Directions for this task » Using the records below, copy every line that holds the string "location".

[Element data from apps and pages]

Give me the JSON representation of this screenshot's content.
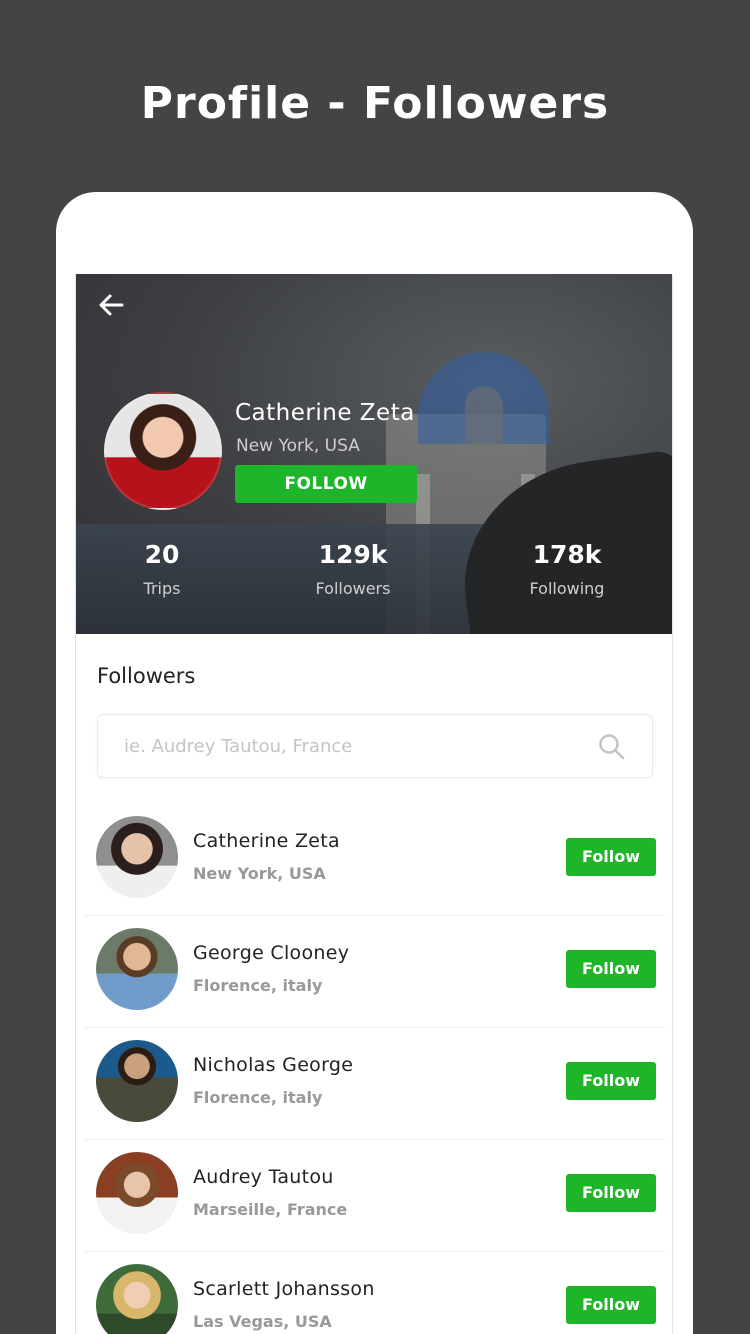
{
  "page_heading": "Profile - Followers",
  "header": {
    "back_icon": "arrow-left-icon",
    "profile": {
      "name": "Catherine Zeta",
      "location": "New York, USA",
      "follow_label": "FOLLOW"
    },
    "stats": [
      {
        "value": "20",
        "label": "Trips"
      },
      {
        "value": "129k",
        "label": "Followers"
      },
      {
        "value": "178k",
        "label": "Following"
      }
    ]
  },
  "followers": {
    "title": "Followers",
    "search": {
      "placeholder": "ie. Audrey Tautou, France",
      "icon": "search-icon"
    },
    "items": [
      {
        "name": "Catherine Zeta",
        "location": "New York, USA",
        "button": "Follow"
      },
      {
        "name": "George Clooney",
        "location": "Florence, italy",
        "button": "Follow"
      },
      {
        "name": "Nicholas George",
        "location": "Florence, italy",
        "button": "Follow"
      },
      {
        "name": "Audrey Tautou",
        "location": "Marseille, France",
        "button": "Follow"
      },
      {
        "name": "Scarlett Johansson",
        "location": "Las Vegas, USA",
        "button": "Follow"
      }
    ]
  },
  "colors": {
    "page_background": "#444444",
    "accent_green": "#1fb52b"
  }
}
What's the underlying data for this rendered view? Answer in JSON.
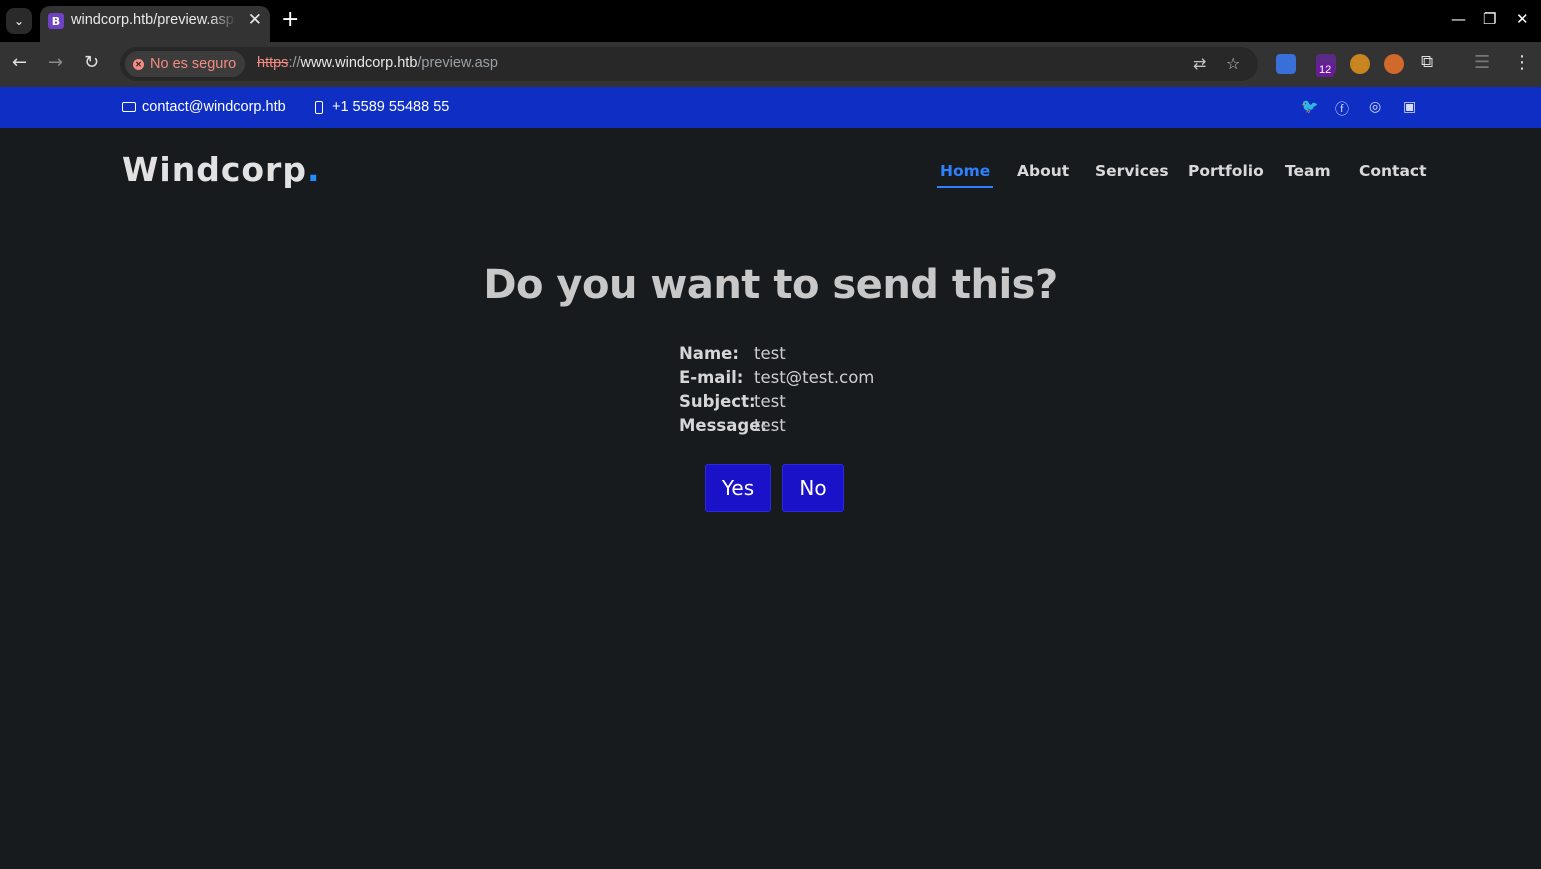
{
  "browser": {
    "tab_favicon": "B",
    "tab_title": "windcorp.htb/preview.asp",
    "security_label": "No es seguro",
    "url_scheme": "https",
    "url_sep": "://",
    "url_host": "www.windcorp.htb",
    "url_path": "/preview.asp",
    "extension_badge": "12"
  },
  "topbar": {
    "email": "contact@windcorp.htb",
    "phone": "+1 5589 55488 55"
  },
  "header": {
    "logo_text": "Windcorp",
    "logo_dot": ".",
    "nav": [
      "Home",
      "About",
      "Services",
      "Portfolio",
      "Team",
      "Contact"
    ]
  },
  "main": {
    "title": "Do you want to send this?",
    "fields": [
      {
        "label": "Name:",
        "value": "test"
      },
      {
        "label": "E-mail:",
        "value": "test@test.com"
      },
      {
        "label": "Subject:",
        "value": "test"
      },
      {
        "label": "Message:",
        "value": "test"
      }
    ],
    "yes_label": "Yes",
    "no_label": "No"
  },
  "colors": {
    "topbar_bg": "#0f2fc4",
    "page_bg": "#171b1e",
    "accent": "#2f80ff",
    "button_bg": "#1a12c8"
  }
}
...
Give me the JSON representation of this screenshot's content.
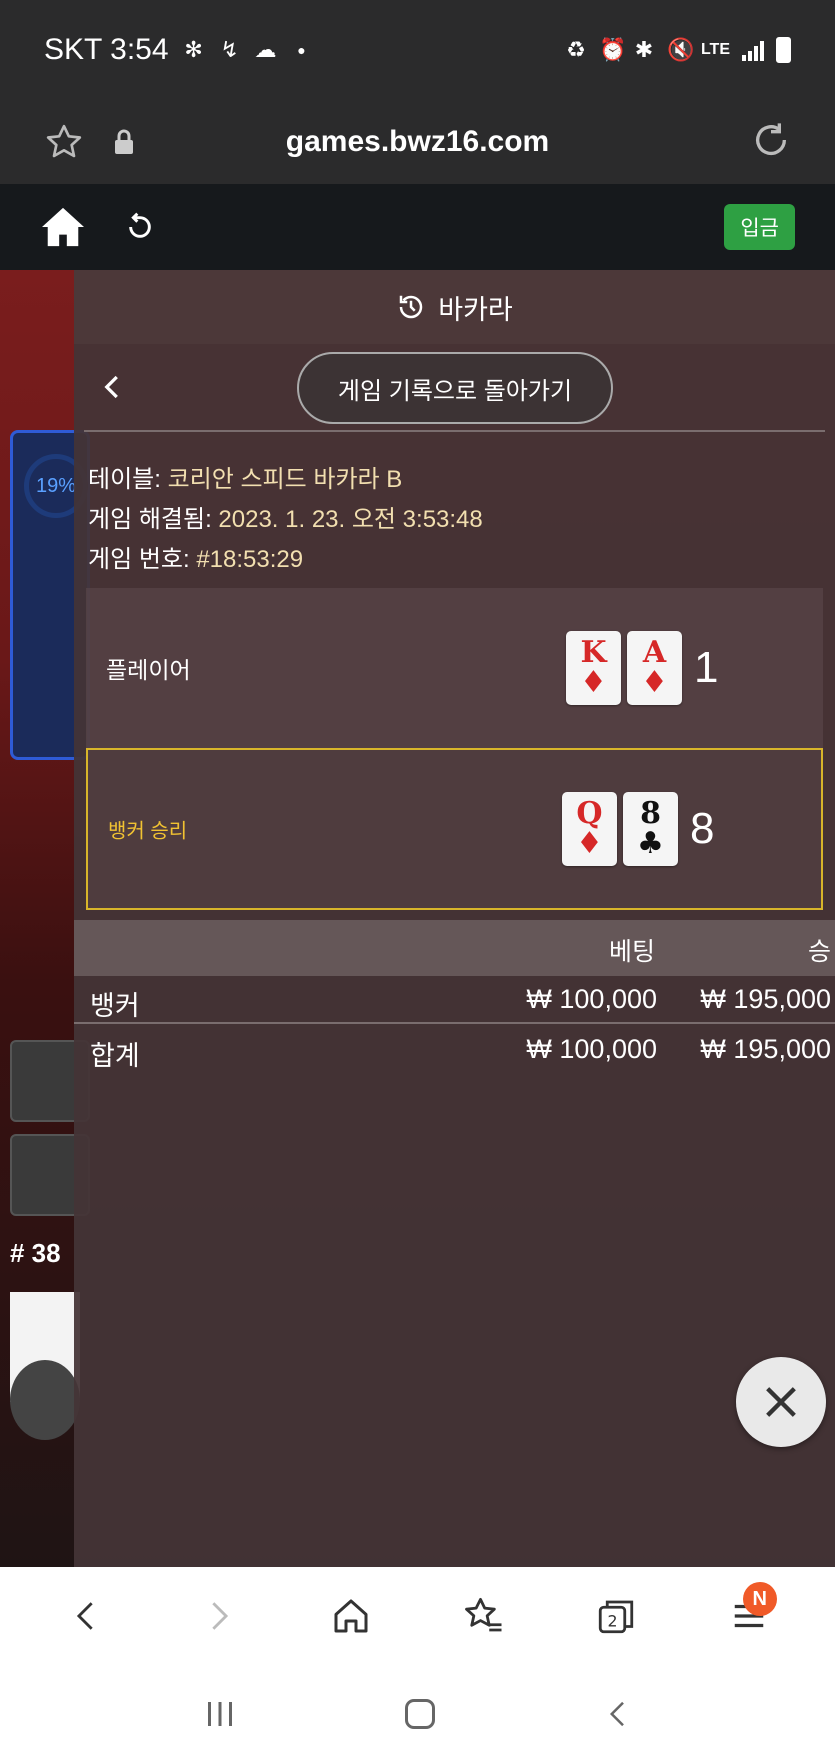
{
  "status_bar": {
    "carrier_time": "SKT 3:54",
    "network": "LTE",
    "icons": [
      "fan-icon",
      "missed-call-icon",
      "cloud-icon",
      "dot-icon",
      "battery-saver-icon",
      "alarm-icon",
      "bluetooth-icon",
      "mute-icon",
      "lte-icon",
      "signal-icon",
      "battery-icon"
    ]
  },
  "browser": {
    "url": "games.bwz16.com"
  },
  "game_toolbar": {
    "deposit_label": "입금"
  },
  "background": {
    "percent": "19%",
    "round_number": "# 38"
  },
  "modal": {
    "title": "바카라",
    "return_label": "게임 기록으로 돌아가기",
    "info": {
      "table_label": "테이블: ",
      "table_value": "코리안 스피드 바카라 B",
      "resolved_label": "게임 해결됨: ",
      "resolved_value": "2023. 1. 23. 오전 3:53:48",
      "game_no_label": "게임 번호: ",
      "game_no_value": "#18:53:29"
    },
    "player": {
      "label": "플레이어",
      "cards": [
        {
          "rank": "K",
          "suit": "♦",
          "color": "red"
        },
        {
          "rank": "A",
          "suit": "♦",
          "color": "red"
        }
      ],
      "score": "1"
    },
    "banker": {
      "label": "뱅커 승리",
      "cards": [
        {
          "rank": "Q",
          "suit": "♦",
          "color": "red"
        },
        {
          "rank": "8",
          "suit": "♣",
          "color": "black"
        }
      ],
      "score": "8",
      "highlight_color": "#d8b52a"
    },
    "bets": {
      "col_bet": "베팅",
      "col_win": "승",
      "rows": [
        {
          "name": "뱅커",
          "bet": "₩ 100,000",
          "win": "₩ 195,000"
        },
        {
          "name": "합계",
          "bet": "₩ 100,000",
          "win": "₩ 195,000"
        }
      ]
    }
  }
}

Expected answer »
      "location": "New York, USA",
        "location": "New York, USA",
        "location": "Florence, italy",
        "location": "Florence, italy",
        "location": "Marseille, France",
        "location": "Las Vegas, USA",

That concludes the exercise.